#### Work required:
In the entries below, every line that contains "this" must be located and copied.

#### Information given:
====
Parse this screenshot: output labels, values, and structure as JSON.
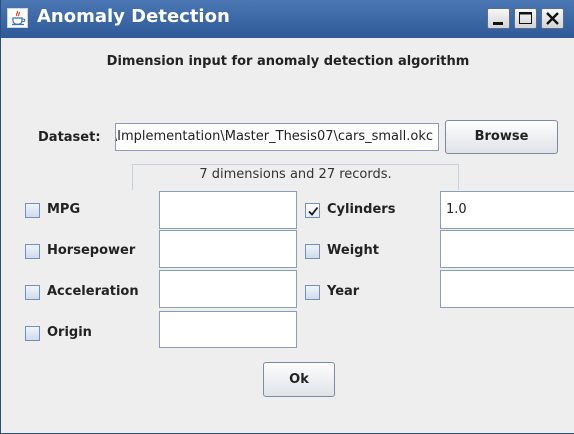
{
  "window": {
    "title": "Anomaly Detection",
    "app_icon": "java-cup-icon",
    "controls": [
      "minimize-icon",
      "maximize-icon",
      "close-icon"
    ]
  },
  "heading": "Dimension input for anomaly detection algorithm",
  "dataset": {
    "label": "Dataset:",
    "value": "...\\Implementation\\Master_Thesis07\\cars_small.okc",
    "browse_label": "Browse"
  },
  "info": "7 dimensions and 27 records.",
  "dimensions": [
    {
      "label": "MPG",
      "checked": false,
      "value": ""
    },
    {
      "label": "Cylinders",
      "checked": true,
      "value": "1.0"
    },
    {
      "label": "Horsepower",
      "checked": false,
      "value": ""
    },
    {
      "label": "Weight",
      "checked": false,
      "value": ""
    },
    {
      "label": "Acceleration",
      "checked": false,
      "value": ""
    },
    {
      "label": "Year",
      "checked": false,
      "value": ""
    },
    {
      "label": "Origin",
      "checked": false,
      "value": ""
    }
  ],
  "ok_label": "Ok",
  "colors": {
    "title_bar": "#3b67a6",
    "background": "#eeeeee",
    "field_border": "#8a9db5"
  }
}
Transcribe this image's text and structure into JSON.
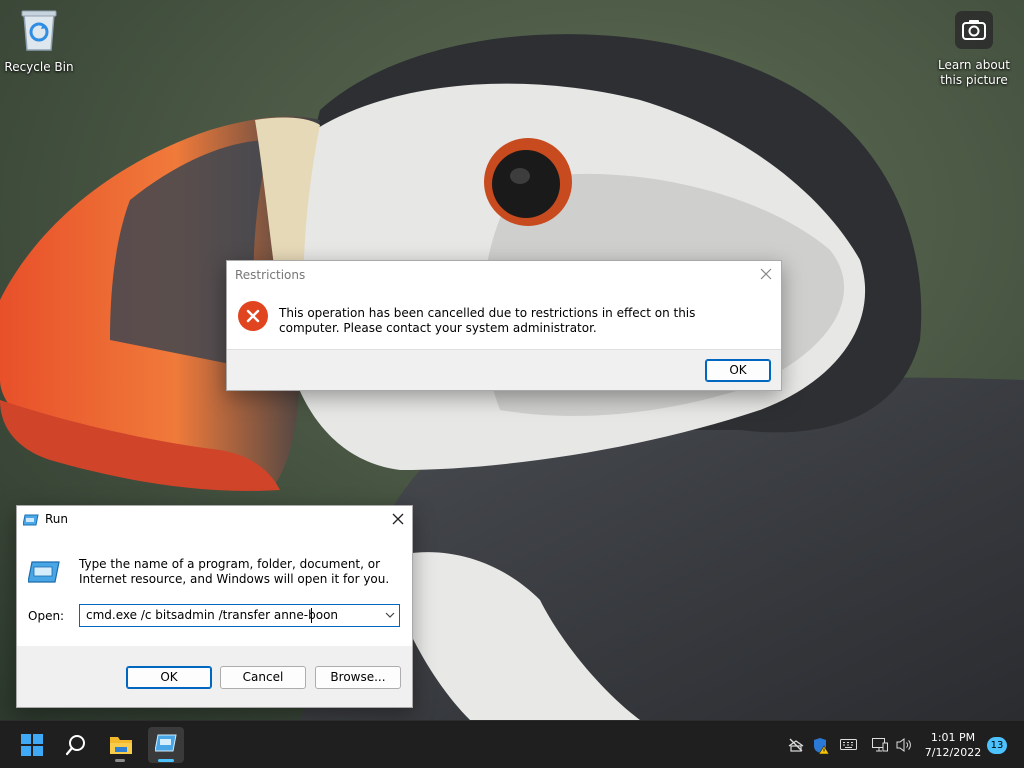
{
  "desktop": {
    "icons": [
      {
        "label": "Recycle Bin",
        "icon": "recycle-bin-icon"
      },
      {
        "label": "Learn about this picture",
        "icon": "camera-icon"
      }
    ]
  },
  "restrictions_dialog": {
    "title": "Restrictions",
    "message": "This operation has been cancelled due to restrictions in effect on this computer. Please contact your system administrator.",
    "ok_label": "OK",
    "icon": "error-icon"
  },
  "run_dialog": {
    "title": "Run",
    "description": "Type the name of a program, folder, document, or Internet resource, and Windows will open it for you.",
    "open_label": "Open:",
    "command_value": "cmd.exe /c bitsadmin /transfer anne-boon",
    "ok_label": "OK",
    "cancel_label": "Cancel",
    "browse_label": "Browse..."
  },
  "taskbar": {
    "items": [
      "start-icon",
      "search-icon",
      "file-explorer-icon",
      "run-app-icon"
    ],
    "tray": [
      "network-disconnected-icon",
      "security-warning-icon",
      "keyboard-icon",
      "display-icon",
      "speaker-icon"
    ],
    "time": "1:01 PM",
    "date": "7/12/2022",
    "notification_count": "13"
  },
  "colors": {
    "accent": "#0067c0",
    "error_red": "#e0451f",
    "taskbar_bg": "#1f1f1f",
    "notification_badge": "#4cc2ff"
  }
}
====
#### Problem solution:
Parse this screenshot: output labels, values, and structure as JSON.
Transcribe this image's text and structure into JSON.
        "label": "Learn about this picture",
    "message": "This operation has been cancelled due to restrictions in effect on this computer. Please contact your system administrator.",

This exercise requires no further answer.